The second half of the debate focused on the distribution of land and the country’s natural resources. This sparked intense argument between the candidates, and brought some of the fastest and hardest exchanges.
Peter Kenneth was the first to raise the stakes, arguing that the land issue could not be solved without someone with clean hands being in a position of leadership. Karua then struck out at Kenyatta, suggesting that the Kenyatta family was one of the largest land owners in Kenya and owned more than half of the country. She pushed at how Kenyatta’s running mate, William Ruto, was currently in court suspected of having stolen land in the wake of the 2007/8 post-election violence from Adrian Muteshi.
In a reputationally damaging display, Kenyatta never took by the horns the accusation that his family owned more than half of Kenya, leaving a gaping hole in the legitimacy of all his comments about the need for addressing indigenous rights. When pushed by the presenter on Karua's point, Kenyatta said that the Public Officer Ethics Act required parliamentarians to declare their wealth, and that if anyone wanted to find out they could consult the Speaker’s office.
Kenyatta attempted to dodge accusations by noting how Odinga had been the Prime Minister and had personally appointed the Minister for Land who had not solved the problem over the past five years. Odinga replied that the problem was one of ‘enough land for each one’s needs, but not enough land for each one’s greed.’ Referring to Kenyatta, he advised voters that ‘you cannot allow a hyena to protect your goats.’
Muite responded to the land issue by arguing he would repossess land that had been grabbed, but Kenyatta defended his position by affirming how ‘land that we own as a family has been purchased on the basis of willing buyer and willing seller.’
In a calculated move, Dida then pressed the wound caused on Kenyatta’s reputation by reading a Daily Star article where residents of Kiambu, the birthplace of Jomo Kenyatta (independence leader and father of Uhuru Kenyatta), were complaining how politicians of that area had taken advantage of the injustices the colonials had previously committed by grabbing all the land.
It is then that direct confrontation over the injustices of the land issue ensued. Odinga made a deft move by pretending he was sympathetic to Kenyatta having been put in a corner but then quipped how this was because Kenyatta was an ‘innocent inheritor—he did not commit the original sin’.

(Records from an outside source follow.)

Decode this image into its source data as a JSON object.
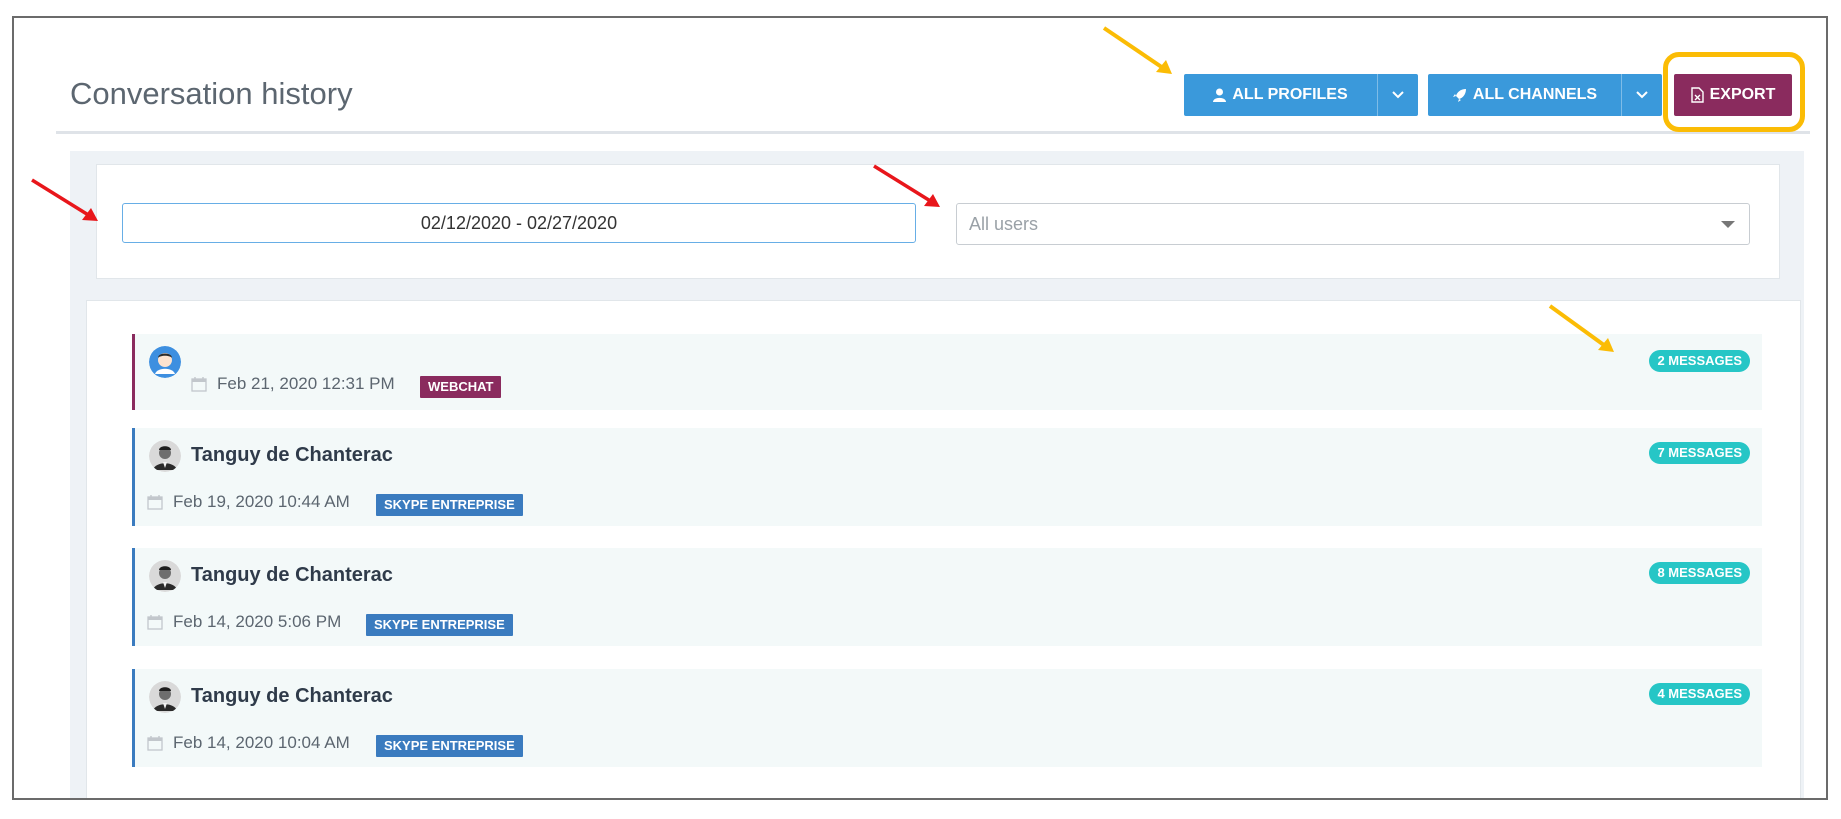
{
  "page": {
    "title": "Conversation history"
  },
  "toolbar": {
    "profiles_label": "ALL PROFILES",
    "channels_label": "ALL CHANNELS",
    "export_label": "EXPORT"
  },
  "filters": {
    "date_range": "02/12/2020 - 02/27/2020",
    "users_placeholder": "All users"
  },
  "conversations": [
    {
      "name": "",
      "date": "Feb 21, 2020 12:31 PM",
      "channel": "WEBCHAT",
      "messages": "2 MESSAGES"
    },
    {
      "name": "Tanguy de Chanterac",
      "date": "Feb 19, 2020 10:44 AM",
      "channel": "SKYPE ENTREPRISE",
      "messages": "7 MESSAGES"
    },
    {
      "name": "Tanguy de Chanterac",
      "date": "Feb 14, 2020 5:06 PM",
      "channel": "SKYPE ENTREPRISE",
      "messages": "8 MESSAGES"
    },
    {
      "name": "Tanguy de Chanterac",
      "date": "Feb 14, 2020 10:04 AM",
      "channel": "SKYPE ENTREPRISE",
      "messages": "4 MESSAGES"
    }
  ],
  "colors": {
    "primary_button": "#3a99db",
    "export_button": "#8a2b5e",
    "highlight": "#fbbc05",
    "annotation_red": "#e8161b",
    "message_badge": "#26c6c6"
  },
  "icons": {
    "profiles": "user-icon",
    "channels": "rocket-icon",
    "export": "excel-file-icon",
    "date": "calendar-icon"
  }
}
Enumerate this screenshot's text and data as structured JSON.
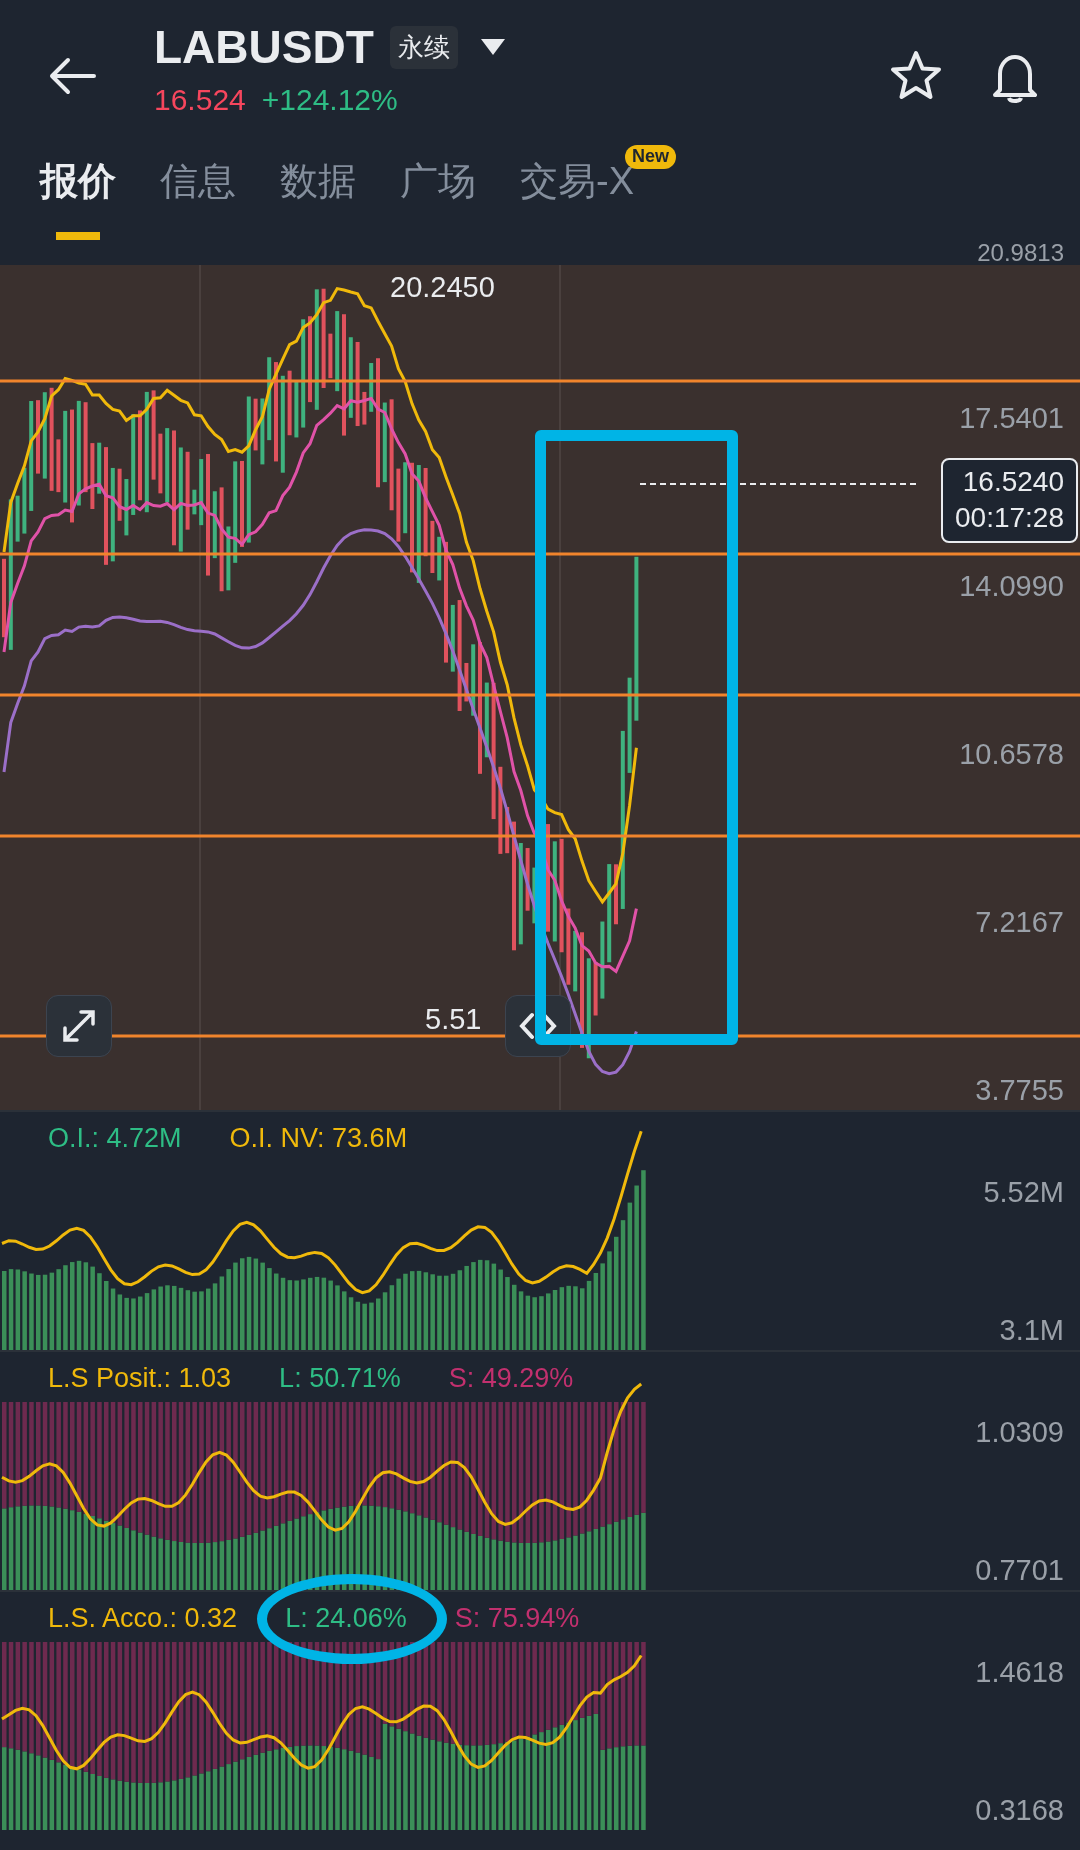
{
  "header": {
    "title": "LABUSDT",
    "badge": "永续",
    "price": "16.524",
    "change": "+124.12%"
  },
  "tabs": [
    {
      "label": "报价",
      "selected": true
    },
    {
      "label": "信息",
      "selected": false
    },
    {
      "label": "数据",
      "selected": false
    },
    {
      "label": "广场",
      "selected": false
    },
    {
      "label": "交易-X",
      "selected": false,
      "badge": "New"
    }
  ],
  "main_chart": {
    "axis_labels": [
      "20.9813",
      "17.5401",
      "14.0990",
      "10.6578",
      "7.2167",
      "3.7755"
    ],
    "high_label": "20.2450",
    "low_label": "5.51",
    "price_tag": {
      "price": "16.5240",
      "countdown": "00:17:28"
    }
  },
  "panels": [
    {
      "kind": "oi",
      "axis_labels": [
        "5.52M",
        "3.1M"
      ],
      "legend": [
        {
          "text": "O.I.: 4.72M",
          "color": "#2ebd85"
        },
        {
          "text": "O.I. NV: 73.6M",
          "color": "#f0b90b"
        }
      ]
    },
    {
      "kind": "ratio",
      "axis_labels": [
        "1.0309",
        "0.7701"
      ],
      "legend": [
        {
          "text": "L.S Posit.: 1.03",
          "color": "#f0b90b"
        },
        {
          "text": "L: 50.71%",
          "color": "#2ebd85"
        },
        {
          "text": "S: 49.29%",
          "color": "#c2306e"
        }
      ]
    },
    {
      "kind": "ratio",
      "axis_labels": [
        "1.4618",
        "0.3168"
      ],
      "legend": [
        {
          "text": "L.S. Acco.: 0.32",
          "color": "#f0b90b"
        },
        {
          "text": "L: 24.06%",
          "color": "#2ebd85",
          "circled": true
        },
        {
          "text": "S: 75.94%",
          "color": "#c2306e"
        }
      ]
    }
  ]
}
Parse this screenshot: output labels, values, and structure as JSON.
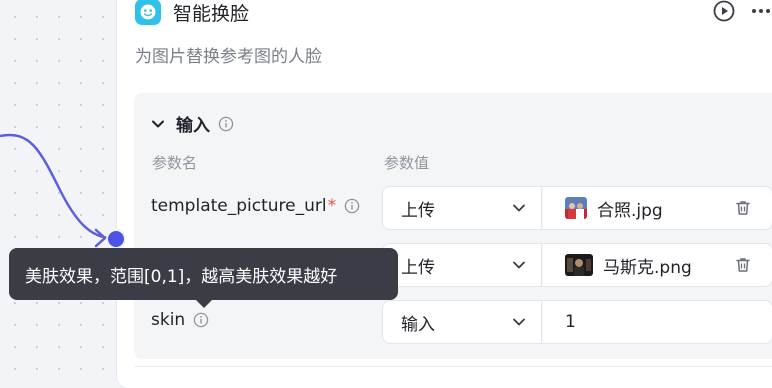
{
  "node": {
    "title": "智能换脸",
    "description": "为图片替换参考图的人脸"
  },
  "input_section": {
    "title": "输入",
    "col_param_name": "参数名",
    "col_param_value": "参数值",
    "params": [
      {
        "name": "template_picture_url",
        "required": "*",
        "source": "上传",
        "file_name": "合照.jpg",
        "thumb_icon": "photo-thumb-icon"
      },
      {
        "name": "",
        "source": "上传",
        "file_name": "马斯克.png",
        "thumb_icon": "photo-thumb-icon"
      },
      {
        "name": "skin",
        "source": "输入",
        "value": "1"
      }
    ]
  },
  "tooltip": {
    "text": "美肤效果，范围[0,1]，越高美肤效果越好"
  },
  "colors": {
    "accent": "#4d53e8",
    "app_icon": "#2fc1e8",
    "required": "#f54a45",
    "tooltip_bg": "#3a3d45"
  }
}
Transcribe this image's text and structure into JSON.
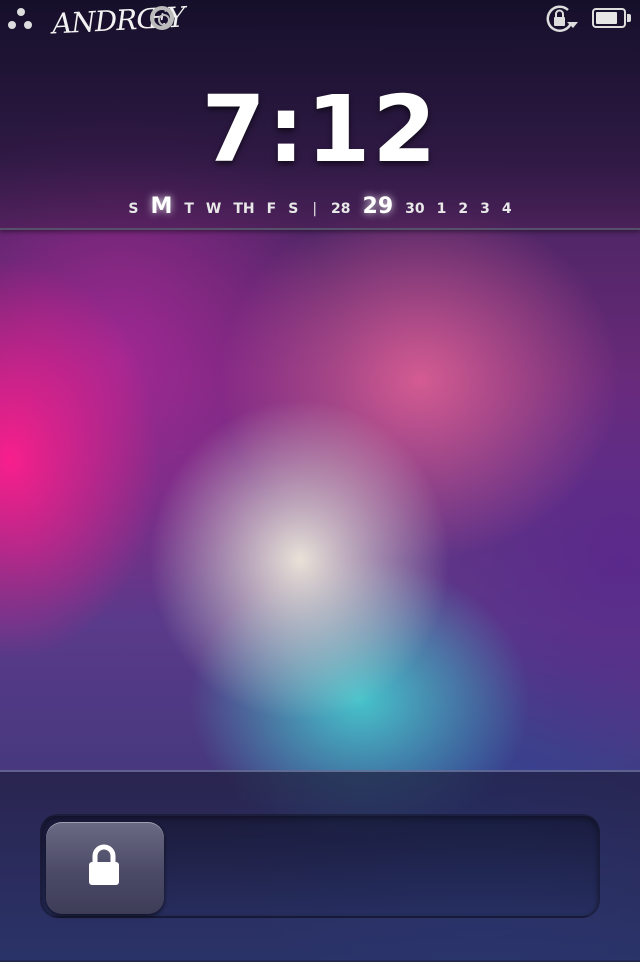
{
  "status_bar": {
    "carrier": "ANDRŒY",
    "icons": [
      "dots-icon",
      "ring-icon",
      "rotation-lock-icon",
      "battery-icon"
    ],
    "battery_level": 0.8
  },
  "lockscreen": {
    "time": "7:12",
    "weekdays": [
      "S",
      "M",
      "T",
      "W",
      "TH",
      "F",
      "S"
    ],
    "current_weekday_index": 1,
    "separator": "|",
    "dates": [
      "28",
      "29",
      "30",
      "1",
      "2",
      "3",
      "4"
    ],
    "current_date_index": 1,
    "unlock_icon": "lock-icon"
  },
  "colors": {
    "accent_pink": "#ff1e8c",
    "accent_teal": "#46d2d2"
  }
}
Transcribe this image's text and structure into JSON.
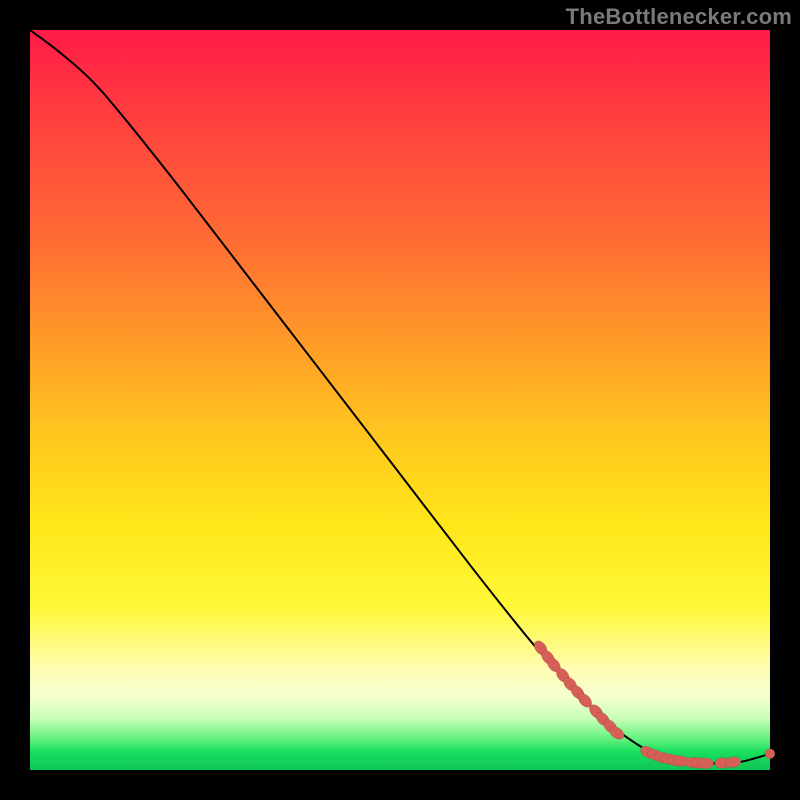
{
  "watermark": "TheBottlenecker.com",
  "chart_data": {
    "type": "line",
    "title": "",
    "xlabel": "",
    "ylabel": "",
    "xlim": [
      0,
      100
    ],
    "ylim": [
      0,
      100
    ],
    "grid": false,
    "legend": false,
    "series": [
      {
        "name": "curve",
        "points": [
          [
            0,
            100
          ],
          [
            4,
            97
          ],
          [
            8,
            93.5
          ],
          [
            12,
            89
          ],
          [
            20,
            79
          ],
          [
            30,
            66
          ],
          [
            40,
            53
          ],
          [
            50,
            40
          ],
          [
            60,
            27
          ],
          [
            68,
            17
          ],
          [
            73,
            11.5
          ],
          [
            78,
            6.5
          ],
          [
            82,
            3.5
          ],
          [
            85,
            2
          ],
          [
            88,
            1.2
          ],
          [
            92,
            0.9
          ],
          [
            96,
            1.1
          ],
          [
            100,
            2.2
          ]
        ]
      }
    ],
    "markers": [
      {
        "x": 69.0,
        "y": 16.5
      },
      {
        "x": 70.0,
        "y": 15.2
      },
      {
        "x": 70.8,
        "y": 14.2
      },
      {
        "x": 72.0,
        "y": 12.8
      },
      {
        "x": 73.0,
        "y": 11.6
      },
      {
        "x": 74.0,
        "y": 10.5
      },
      {
        "x": 75.0,
        "y": 9.4
      },
      {
        "x": 76.5,
        "y": 7.9
      },
      {
        "x": 77.4,
        "y": 6.9
      },
      {
        "x": 78.4,
        "y": 5.9
      },
      {
        "x": 79.3,
        "y": 5.0
      },
      {
        "x": 83.5,
        "y": 2.4
      },
      {
        "x": 84.5,
        "y": 2.0
      },
      {
        "x": 85.4,
        "y": 1.7
      },
      {
        "x": 86.3,
        "y": 1.5
      },
      {
        "x": 87.2,
        "y": 1.3
      },
      {
        "x": 88.0,
        "y": 1.2
      },
      {
        "x": 89.6,
        "y": 1.0
      },
      {
        "x": 90.5,
        "y": 0.95
      },
      {
        "x": 91.3,
        "y": 0.9
      },
      {
        "x": 93.6,
        "y": 0.95
      },
      {
        "x": 95.0,
        "y": 1.05
      },
      {
        "x": 100.0,
        "y": 2.2
      }
    ]
  }
}
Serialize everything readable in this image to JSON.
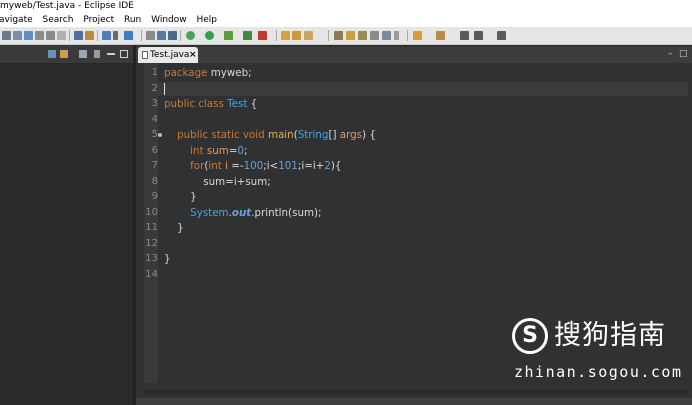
{
  "window": {
    "title": "myweb/Test.java - Eclipse IDE"
  },
  "menu": [
    "avigate",
    "Search",
    "Project",
    "Run",
    "Window",
    "Help"
  ],
  "editor": {
    "tab_label": "Test.java",
    "close_glyph": "×",
    "minimize_glyph": "–",
    "maximize_glyph": "□",
    "lines": [
      {
        "n": "1",
        "tokens": [
          {
            "t": "package ",
            "c": "pk"
          },
          {
            "t": "myweb;",
            "c": "plain"
          }
        ]
      },
      {
        "n": "2",
        "tokens": []
      },
      {
        "n": "3",
        "tokens": [
          {
            "t": "public class ",
            "c": "kw"
          },
          {
            "t": "Test",
            "c": "cls"
          },
          {
            "t": " {",
            "c": "plain"
          }
        ]
      },
      {
        "n": "4",
        "tokens": []
      },
      {
        "n": "5",
        "tokens": [
          {
            "t": "    public static void ",
            "c": "kw"
          },
          {
            "t": "main",
            "c": "mth"
          },
          {
            "t": "(",
            "c": "plain"
          },
          {
            "t": "String",
            "c": "cls"
          },
          {
            "t": "[] ",
            "c": "plain"
          },
          {
            "t": "args",
            "c": "var"
          },
          {
            "t": ") {",
            "c": "plain"
          }
        ]
      },
      {
        "n": "6",
        "tokens": [
          {
            "t": "        int ",
            "c": "kw"
          },
          {
            "t": "sum",
            "c": "var"
          },
          {
            "t": "=",
            "c": "plain"
          },
          {
            "t": "0",
            "c": "num"
          },
          {
            "t": ";",
            "c": "plain"
          }
        ]
      },
      {
        "n": "7",
        "tokens": [
          {
            "t": "        for",
            "c": "kw"
          },
          {
            "t": "(",
            "c": "plain"
          },
          {
            "t": "int ",
            "c": "kw"
          },
          {
            "t": "i",
            "c": "var"
          },
          {
            "t": " =-",
            "c": "plain"
          },
          {
            "t": "100",
            "c": "num"
          },
          {
            "t": ";i<",
            "c": "plain"
          },
          {
            "t": "101",
            "c": "num"
          },
          {
            "t": ";i=i+",
            "c": "plain"
          },
          {
            "t": "2",
            "c": "num"
          },
          {
            "t": "){",
            "c": "plain"
          }
        ]
      },
      {
        "n": "8",
        "tokens": [
          {
            "t": "            sum=i+sum;",
            "c": "plain"
          }
        ]
      },
      {
        "n": "9",
        "tokens": [
          {
            "t": "        }",
            "c": "plain"
          }
        ]
      },
      {
        "n": "10",
        "tokens": [
          {
            "t": "        System",
            "c": "cls"
          },
          {
            "t": ".",
            "c": "plain"
          },
          {
            "t": "out",
            "c": "fld"
          },
          {
            "t": ".println(sum);",
            "c": "plain"
          }
        ]
      },
      {
        "n": "11",
        "tokens": [
          {
            "t": "    }",
            "c": "plain"
          }
        ]
      },
      {
        "n": "12",
        "tokens": []
      },
      {
        "n": "13",
        "tokens": [
          {
            "t": "}",
            "c": "plain"
          }
        ]
      },
      {
        "n": "14",
        "tokens": []
      }
    ]
  },
  "watermark": {
    "logo_letter": "S",
    "text": "搜狗指南",
    "url": "zhinan.sogou.com"
  },
  "icons": [
    "file-java-icon",
    "close-icon",
    "minimize-icon",
    "maximize-icon",
    "fold-marker-icon"
  ]
}
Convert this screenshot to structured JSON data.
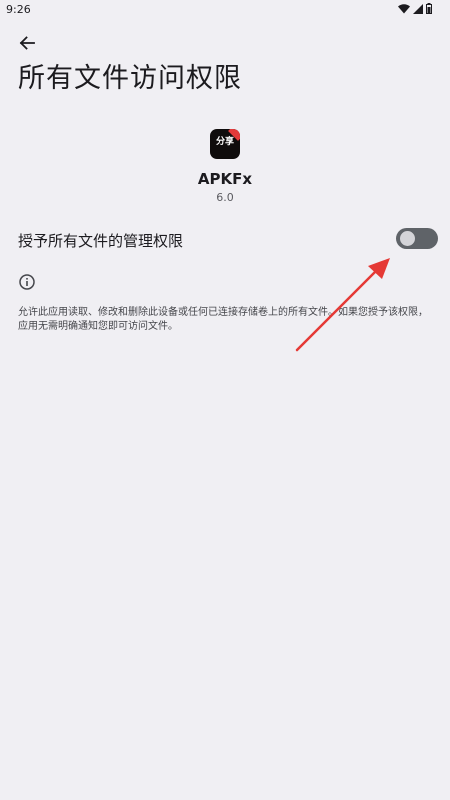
{
  "status_bar": {
    "time": "9:26",
    "icons": [
      "wifi-icon",
      "signal-icon",
      "battery-icon"
    ]
  },
  "header": {
    "back_icon": "arrow-back-icon",
    "title": "所有文件访问权限"
  },
  "app": {
    "icon_text": "分享",
    "name": "APKFx",
    "version": "6.0"
  },
  "setting": {
    "label": "授予所有文件的管理权限",
    "toggle_on": false
  },
  "info": {
    "icon": "info-icon",
    "description": "允许此应用读取、修改和删除此设备或任何已连接存储卷上的所有文件。如果您授予该权限，应用无需明确通知您即可访问文件。"
  },
  "colors": {
    "background": "#f0eff3",
    "toggle_track": "#5f6368",
    "annotation_arrow": "#e53935"
  }
}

In response to an evocative question by a Nubian human rights activist, presidential candidate James ole Kiyiapi argued that the troubles suffered by the Nubian community was a case of local elites taking communal land. He decried the ‘willing buyer, willing seller’ mentality of Kenyatta, saying it was necessary to have safeguards in place for those indigenous communities oppressed by market forces they did not understand.
In a courageous move, the presenter then fielded the final question of the night in Kiswahili, and asked all respondents to respond likewise. Bringing the value of the presidential debate to a new level by suddenly connecting with a wider audience of Kenyans, the candidates thus closed their feisty discussion with the topic of the resettlement of Internally Displaced Persons (IDPs), attempting to bring each other to account over why a permanent solution had still not been found five years after the displacement had occurred.
Candidates then summed up their positions, with Dida exhorting listeners to ‘consult your God for the right decision’ and Karua making an emotive appeal in Kiswahili to unite in building the country together. Although there was no overall winner of the debate, there was certainly a loser. The night was an embarrassment for Kenyatta's Jubilee Alliance campaign and will dent their chance of victory.
Kenya's presidential elections will be held on 4 March, with a second-round run-off scheduled two weeks later if a single candidate does not win over 50% of the votes in the first round.